The haircut imposed on Cyprus by the EU in 2013 which coincided with a burst in the real estate sector bubble saw a sharp decline in prices and transactions during 2009-2013. Prices continued to decline through 2014 and 2015 but, the rate of decline began to level off in the second half of 2015, indicating early signs of recovery. Stabilisation continued throughout 2016, signalling strong signs of a full recovery.
Since the financial bailout of March 2013, Cyprus has been charting a steady path to recovery and is fully focused on restructuring and revitalising its economy. Cyprus offers corporate governance as a compelling proposition for global companies and with new investment opportunities in tourism and the developing oil and gas sector, there is every reason to believe that Cyprus will emerge from this crisis stronger than ever. At the end of this painful process, we firmly believe that the Cypriot economy will be adjudged in the future as a success story.

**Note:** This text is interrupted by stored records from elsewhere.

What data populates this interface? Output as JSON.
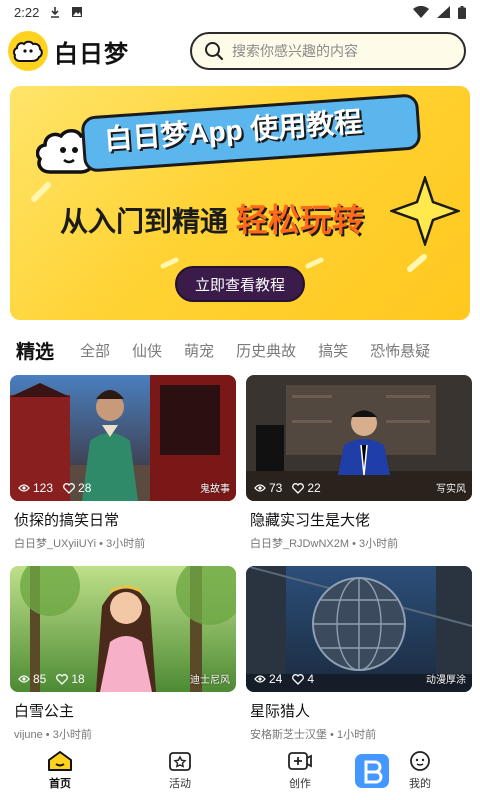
{
  "status_bar": {
    "time": "2:22"
  },
  "header": {
    "app_name": "白日梦",
    "search_placeholder": "搜索你感兴趣的内容"
  },
  "banner": {
    "title": "白日梦App 使用教程",
    "subtitle_plain": "从入门到精通",
    "subtitle_highlight": "轻松玩转",
    "button_label": "立即查看教程"
  },
  "tabs": [
    "精选",
    "全部",
    "仙侠",
    "萌宠",
    "历史典故",
    "搞笑",
    "恐怖悬疑"
  ],
  "cards": [
    {
      "title": "侦探的搞笑日常",
      "author": "白日梦_UXyiiUYi",
      "time": "3小时前",
      "views": "123",
      "likes": "28",
      "tag": "鬼故事"
    },
    {
      "title": "隐藏实习生是大佬",
      "author": "白日梦_RJDwNX2M",
      "time": "3小时前",
      "views": "73",
      "likes": "22",
      "tag": "写实风"
    },
    {
      "title": "白雪公主",
      "author": "vijune",
      "time": "3小时前",
      "views": "85",
      "likes": "18",
      "tag": "迪士尼风"
    },
    {
      "title": "星际猎人",
      "author": "安格斯芝士汉堡",
      "time": "1小时前",
      "views": "24",
      "likes": "4",
      "tag": "动漫厚涂"
    }
  ],
  "bottom_nav": [
    {
      "label": "首页",
      "icon": "home-icon",
      "active": true
    },
    {
      "label": "活动",
      "icon": "activity-icon",
      "active": false
    },
    {
      "label": "创作",
      "icon": "create-icon",
      "active": false
    },
    {
      "label": "我的",
      "icon": "profile-icon",
      "active": false
    }
  ],
  "colors": {
    "brand_yellow": "#ffd21f",
    "banner_blue": "#5bb6ee",
    "banner_orange": "#ff6a1a",
    "button_purple": "#3a1b4a"
  }
}
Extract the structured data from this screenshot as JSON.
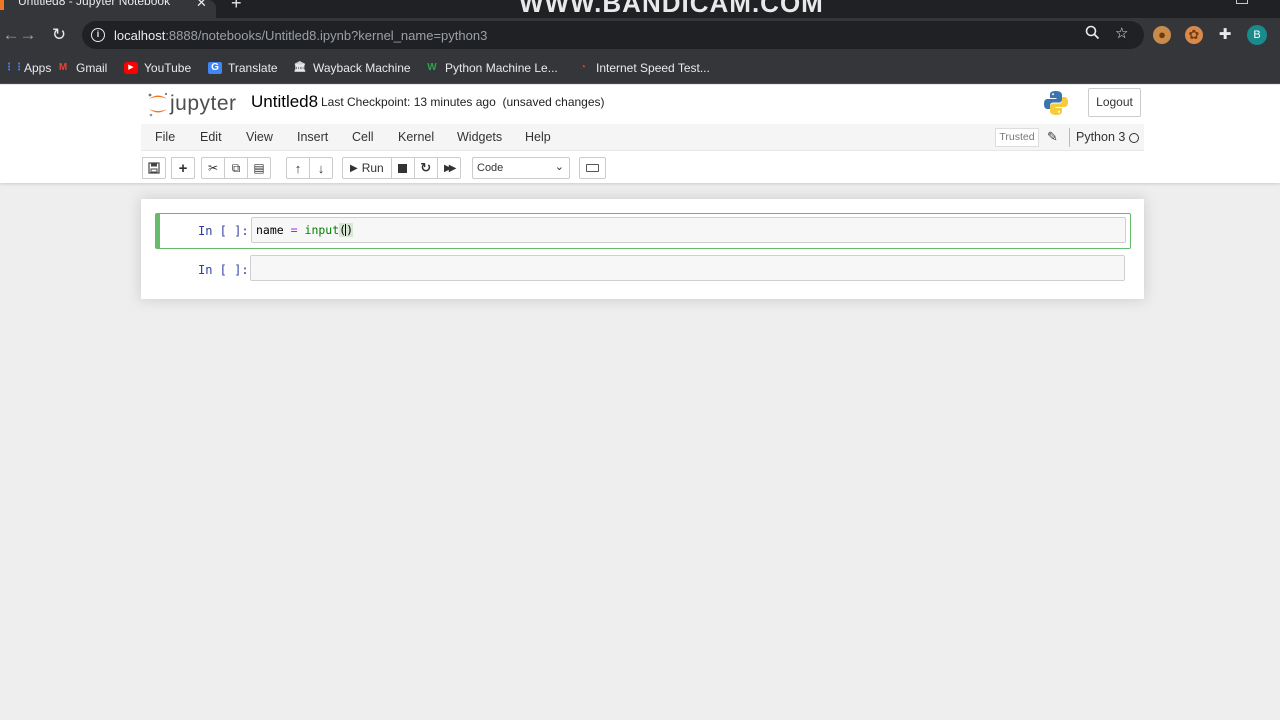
{
  "browser": {
    "tab_title": "Untitled8 - Jupyter Notebook",
    "watermark": "WWW.BANDICAM.COM",
    "url_host": "localhost",
    "url_rest": ":8888/notebooks/Untitled8.ipynb?kernel_name=python3",
    "avatar_letter": "B",
    "bookmarks": [
      {
        "label": "Apps",
        "icon": "apps-grid-icon"
      },
      {
        "label": "Gmail",
        "icon": "gmail-icon"
      },
      {
        "label": "YouTube",
        "icon": "youtube-icon"
      },
      {
        "label": "Translate",
        "icon": "translate-icon"
      },
      {
        "label": "Wayback Machine",
        "icon": "wayback-icon"
      },
      {
        "label": "Python Machine Le...",
        "icon": "python-ml-icon"
      },
      {
        "label": "Internet Speed Test...",
        "icon": "speedtest-icon"
      }
    ]
  },
  "header": {
    "logo_text": "jupyter",
    "notebook_name": "Untitled8",
    "checkpoint": "Last Checkpoint: 13 minutes ago",
    "save_status": "(unsaved changes)",
    "logout_label": "Logout"
  },
  "menubar": {
    "items": [
      "File",
      "Edit",
      "View",
      "Insert",
      "Cell",
      "Kernel",
      "Widgets",
      "Help"
    ],
    "trusted": "Trusted",
    "kernel": "Python 3"
  },
  "toolbar": {
    "run_label": "Run",
    "cell_type": "Code"
  },
  "cells": [
    {
      "prompt": "In [ ]:",
      "code": {
        "var": "name",
        "op": "=",
        "fn": "input",
        "paren_open": "(",
        "paren_close": ")"
      }
    },
    {
      "prompt": "In [ ]:",
      "code": {}
    }
  ],
  "colors": {
    "accent_jupyter": "#f37626",
    "selected_cell_border": "#66bb6a",
    "prompt_color": "#303f9f"
  }
}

A combination of legislative changes together with strategic planning by the construction industry mean this is the optimum time for overseas investors to move into Cypriot real estate. Cyprus, with its year-round sunshine has long been a magnet for international investors, expats, retirees and those looking to enjoy a second home in a mild climate. Today, the sector is targeting high end clients with a range of exclusive villas in five-star complexes, high-rise buildings, golf courses, seafront developments and luxury townhouses.

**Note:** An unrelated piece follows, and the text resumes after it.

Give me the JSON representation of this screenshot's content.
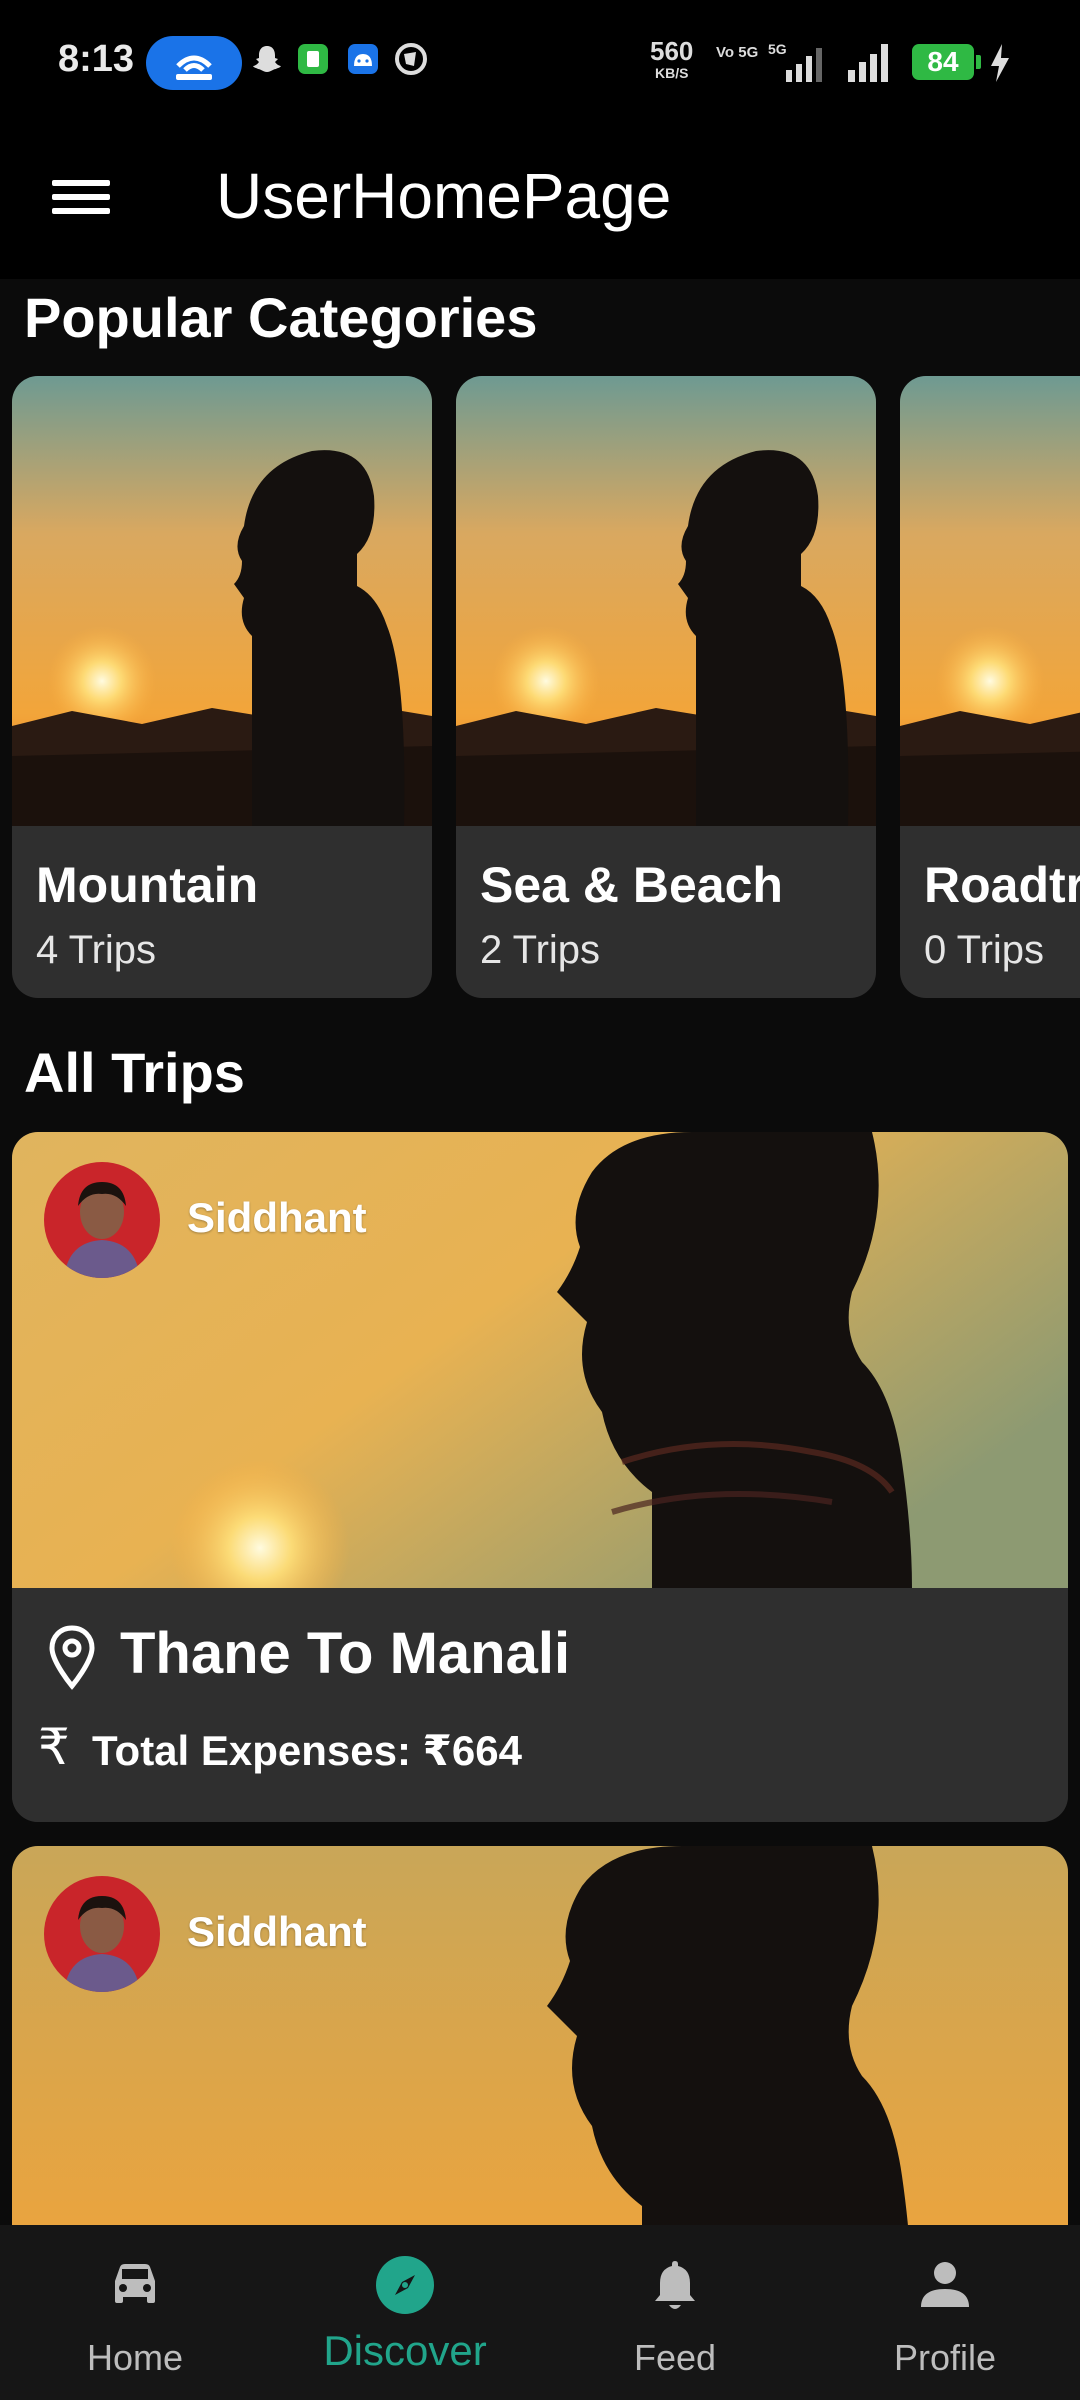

Prospective purchasers will be attracted by recent changes to immoveable property tax (IPT). A new law was passed in July 2016 to cut property taxes by 75% and abolish them altogether in 2017. New property legislation was also passed in 2015, ramping up protection for buyers in Cyprus, allowing owners to apply for their own title deeds. Thanks to the new amendment, the process is set to become more efficient while giving prospective buyers peace of mind and security.
Significant changes in the regulatory environment affecting the development of the property funds in Cyprus will be explored to provide participants with the insight concerning the various parameters for establishing and operating a regulated fund.
Despite the unprecedented opportunities currently being offered by the oversupply of industrial and commercial properties the growth of listed property funds is still at its infancy. This condition prevents many foreign institutional investors from tapping into the Cypriot property market but also many local investors that seek investments that offer greater liquidity opportunities.
The experience of the past seven years has shown that the banking and the real estate sector in Cyprus are strongly interlinked and that the restoration of the banking system is vital and necessary for the sustainable recovery of the real estate market. Prices in real estate can only recover once the uncertainty in credit markets, bolstered by the banking crisis, subsides. It is therefore pivotal that we arrive at a productive and efficient regulatory framework dealing with mortgaged property as soon as possible.
Following the practices of many banks around the world post-crisis, Banks in Cyprus have adopted a Debt-to-Asset Swap strategy to reduce their NPLs (Non Performing Loans). As a result, REOS are increasing rapidly in Banks portfolios. The Banks target is to manage efficiently and dispose the REOs as soon as possible. The implications in the real estate sector are tremendous due to the high supply that will be created and the conformation of the prices and the values of real estate assets.
Compared to the previous scheme, thresholds are considerably lower (reduced from €5mln to €2mln), and comprise of a more inclusive set of criteria. A minimum investment of at least €2,0 million must be made for the purchase or construction of buildings, or for the construction of other land development projects (residential or commercial developments, developments in thetourism sector) or other infrastructure projects.